Movie Reviews by Edwin Jahiel

EIGHT OSCAR 2005 Oscar Short Subject Nominees and Winners

Winners: RYAN and WASP. (RYAN was directed by U of I graduate Chris Landreth)

The title speaks for itself. This, I believe, is a first for Champaign-Urbana as well as for other locations SHORTS are a tricky thing, For most people beyond childhood the term "movie" means "feature." But there is a humongous amount of short films, with a huge variety of types, subjects, treatments and such. The directors/makers of those shorts are overwhelmingly unknown names. Not surprising since even in the case of most makers of feature movies--including blockbusters and best-sellers-- the public-at-large has no idea of what the directors' names are—but do know the names of the actors.

Please note that the works in this program have been in a huge number of short-film festival the world over, and all won prizes, in great numbers.

GOPHER BROKE (USA animation by Jeff Fowler.) A hungry, inventive gopher finds a way to shake up trucks that carry foods which spill out. But other, faster animals are around too…

TWO CARS, ONE NIGHT. (New Zealand live action by Taika Waititi & Ainsley Gardiner.) The makers as well as the actors are, so far as I know, Maori –but you have to look close. A bunch of adults are having drinks from an establishment. Two cars, close to each other in the parking area contain respectively two little boys and a just pre-teen girl. The bored boys tease (gently) the girl, the older boy gets together with her, they become friendly, then the adults return. A cute "brief encounter."

BIRTHDAY BOY (Australian, by Sejong Park, a Korean name.) Set in 1951 during the Korean War. A child, lonely in a near-empty village, tries to amuse himself, watches train convoys laden with tanks, watches distant airplanes, concocts pathetic little games. At home he finds a parcel which he thinks is a birthday present – but it's not. Pathetic in a subdued fashion.

LITTLE TERRORIST.(Indian, by Ashvin Kumar) Another boy, older than the one of the film above) also playing solo, unwittingly crosses the invisible India-Pakistan border, barely avoids getting shot by border guards.
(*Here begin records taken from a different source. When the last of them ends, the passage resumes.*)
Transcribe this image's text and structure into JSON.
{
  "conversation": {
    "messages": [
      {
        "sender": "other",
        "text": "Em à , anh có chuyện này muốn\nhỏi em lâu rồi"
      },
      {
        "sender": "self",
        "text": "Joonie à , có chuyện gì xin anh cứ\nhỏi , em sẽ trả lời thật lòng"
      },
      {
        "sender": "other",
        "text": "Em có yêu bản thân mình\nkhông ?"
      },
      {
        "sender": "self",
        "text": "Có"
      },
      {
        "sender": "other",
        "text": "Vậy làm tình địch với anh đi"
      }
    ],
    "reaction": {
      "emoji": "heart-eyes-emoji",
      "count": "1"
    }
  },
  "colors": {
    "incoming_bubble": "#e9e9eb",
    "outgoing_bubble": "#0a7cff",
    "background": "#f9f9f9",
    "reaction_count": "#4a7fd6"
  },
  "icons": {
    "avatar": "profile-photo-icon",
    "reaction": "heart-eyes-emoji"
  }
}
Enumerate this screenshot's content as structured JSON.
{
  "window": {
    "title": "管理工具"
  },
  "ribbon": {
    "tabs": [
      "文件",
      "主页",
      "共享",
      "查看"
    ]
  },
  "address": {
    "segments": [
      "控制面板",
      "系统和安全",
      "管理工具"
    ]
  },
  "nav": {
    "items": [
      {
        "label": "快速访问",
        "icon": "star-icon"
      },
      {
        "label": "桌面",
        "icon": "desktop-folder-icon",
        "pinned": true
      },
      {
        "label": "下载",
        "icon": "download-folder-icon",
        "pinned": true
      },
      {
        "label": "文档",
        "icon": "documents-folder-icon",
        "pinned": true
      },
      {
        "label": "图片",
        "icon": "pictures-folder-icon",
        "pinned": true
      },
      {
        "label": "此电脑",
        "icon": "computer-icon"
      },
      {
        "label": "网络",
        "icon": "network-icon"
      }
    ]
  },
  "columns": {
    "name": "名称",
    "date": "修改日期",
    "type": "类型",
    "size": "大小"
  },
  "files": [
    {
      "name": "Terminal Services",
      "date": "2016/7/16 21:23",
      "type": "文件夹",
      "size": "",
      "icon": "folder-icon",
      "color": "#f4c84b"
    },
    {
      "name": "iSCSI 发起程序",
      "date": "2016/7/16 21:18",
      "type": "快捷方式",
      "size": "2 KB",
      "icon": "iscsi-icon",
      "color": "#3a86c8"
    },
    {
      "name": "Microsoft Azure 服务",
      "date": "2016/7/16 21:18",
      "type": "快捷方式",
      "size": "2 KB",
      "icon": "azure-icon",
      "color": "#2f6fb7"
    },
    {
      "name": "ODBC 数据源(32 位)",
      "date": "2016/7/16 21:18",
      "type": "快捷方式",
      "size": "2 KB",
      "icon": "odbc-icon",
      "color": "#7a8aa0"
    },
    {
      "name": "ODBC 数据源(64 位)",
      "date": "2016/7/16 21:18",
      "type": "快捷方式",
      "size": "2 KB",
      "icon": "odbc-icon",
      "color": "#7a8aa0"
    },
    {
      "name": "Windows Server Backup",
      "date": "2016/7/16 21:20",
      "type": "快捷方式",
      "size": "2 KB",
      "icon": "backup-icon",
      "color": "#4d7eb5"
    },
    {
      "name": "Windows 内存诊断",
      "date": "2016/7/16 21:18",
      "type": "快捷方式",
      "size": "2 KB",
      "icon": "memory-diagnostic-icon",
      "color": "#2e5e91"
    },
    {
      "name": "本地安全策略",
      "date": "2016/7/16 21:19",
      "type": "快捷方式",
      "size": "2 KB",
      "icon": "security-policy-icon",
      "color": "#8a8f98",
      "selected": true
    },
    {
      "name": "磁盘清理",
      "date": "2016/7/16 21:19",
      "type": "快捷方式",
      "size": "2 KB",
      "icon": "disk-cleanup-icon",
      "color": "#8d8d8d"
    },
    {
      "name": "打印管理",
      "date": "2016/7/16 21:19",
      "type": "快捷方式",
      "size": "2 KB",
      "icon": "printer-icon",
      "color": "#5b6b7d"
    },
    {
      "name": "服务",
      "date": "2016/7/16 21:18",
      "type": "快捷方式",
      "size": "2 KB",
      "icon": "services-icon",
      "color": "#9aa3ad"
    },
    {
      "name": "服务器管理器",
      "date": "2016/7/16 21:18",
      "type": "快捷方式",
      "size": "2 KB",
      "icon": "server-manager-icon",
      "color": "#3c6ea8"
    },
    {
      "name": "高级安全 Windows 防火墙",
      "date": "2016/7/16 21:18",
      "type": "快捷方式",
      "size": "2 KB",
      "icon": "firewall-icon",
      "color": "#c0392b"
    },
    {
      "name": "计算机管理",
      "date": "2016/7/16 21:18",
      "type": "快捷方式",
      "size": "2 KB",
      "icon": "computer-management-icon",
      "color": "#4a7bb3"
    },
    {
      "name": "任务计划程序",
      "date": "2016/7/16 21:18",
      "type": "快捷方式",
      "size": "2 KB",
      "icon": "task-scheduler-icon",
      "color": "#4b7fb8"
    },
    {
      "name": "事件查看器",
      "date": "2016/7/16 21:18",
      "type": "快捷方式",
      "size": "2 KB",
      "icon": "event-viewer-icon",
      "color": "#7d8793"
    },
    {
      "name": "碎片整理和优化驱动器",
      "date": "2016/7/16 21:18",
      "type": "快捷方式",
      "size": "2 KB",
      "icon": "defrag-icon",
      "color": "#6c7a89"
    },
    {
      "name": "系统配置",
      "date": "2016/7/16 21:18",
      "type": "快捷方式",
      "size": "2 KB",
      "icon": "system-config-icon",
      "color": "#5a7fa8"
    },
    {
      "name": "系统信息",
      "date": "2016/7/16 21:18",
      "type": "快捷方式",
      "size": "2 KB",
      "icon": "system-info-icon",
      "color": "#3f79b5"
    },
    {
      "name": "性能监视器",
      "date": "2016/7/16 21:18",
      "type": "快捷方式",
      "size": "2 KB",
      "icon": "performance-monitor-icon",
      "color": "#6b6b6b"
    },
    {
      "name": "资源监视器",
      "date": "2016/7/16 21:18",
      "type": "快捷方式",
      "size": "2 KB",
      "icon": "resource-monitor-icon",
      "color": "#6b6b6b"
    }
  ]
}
A strangely, timely item right now as the two countries are pledging peace and good relations.

RYAN (Canadian, by Chris Landreth) Thirty or so years ago, Ryan Larkin was a master of animation in Canada a major contributor to World cinema, and, among other reasons, long admired for its National Film Board (where Larkin got his start). Alas, and for reasons that would take an essay to explain, later, Larkin turned into a coke and booze addict and eventually a panhandler who lived in a Mission. Landreth's movie is a long, fascinating of meetings and conversations between Landreth and Larkin, in which both men are shown as parts (only) of their heads and bodies. The technique is a marvel, stupendous, and totally, absolutely beyond description. It takes up just a quarter of an hour but feels as though it took years to perfect it. By any standards, a A-plus work and, I believe, a milestone among Special Effects.

7:35 IN THE MORNING (Spanish, by Nacho Vigalongo) Odd stuff. A woman enters one of those very Spanish combinations of bar-restaurant-café-snackeria. The atmosphere is strange. A man intones a song about that woman, whom he obviously knows well. The others in the bar are reacting in odd ways. Etc. Then all hell breaks loose. I cannot reveal more. Unusual and definitely Iberian

REX STEELE: NAZI SMASHER (American, by Alexander Woo a film student) Pleasant nonsense, an animation rooted in older comic-books (aka Comix) heroism and in the tradition of supermen-justice makers, saviors of you-name it, and more. Took me back to long long ago serials. In wartime (1941), our government learns that Nazi Eval Schnitzer plots something near the source of the Amazon. Rex, along with sidekick Miss Penny Thimble, chases the villains to the jungles and volcanoes of of South America. Lotsa fun.

WASP (British, by Andrea Arnold) Zoe, a single mother, has three pre-teens girls and a very young baby (I guess, a boy.) She is a good advertisement for birth control. Who the fathers were is a mystery. What her revenues are must be the dole. How she treats the kids is pathetic. Anyway, she must have been man-less for some time (since the baby), so when she runs on an old flame she pretends to be baby-sitting the quartet –which she drags to a pub that the old flame frequents—eventually joins the man in his car while isolating the children. The latter eat garbage –literally. 26 minutes long. Mom is played by Nathalie Press. Very sad and affecting.

Copyright © Edwin Jahiel

Movie Reviews by Edwin Jahiel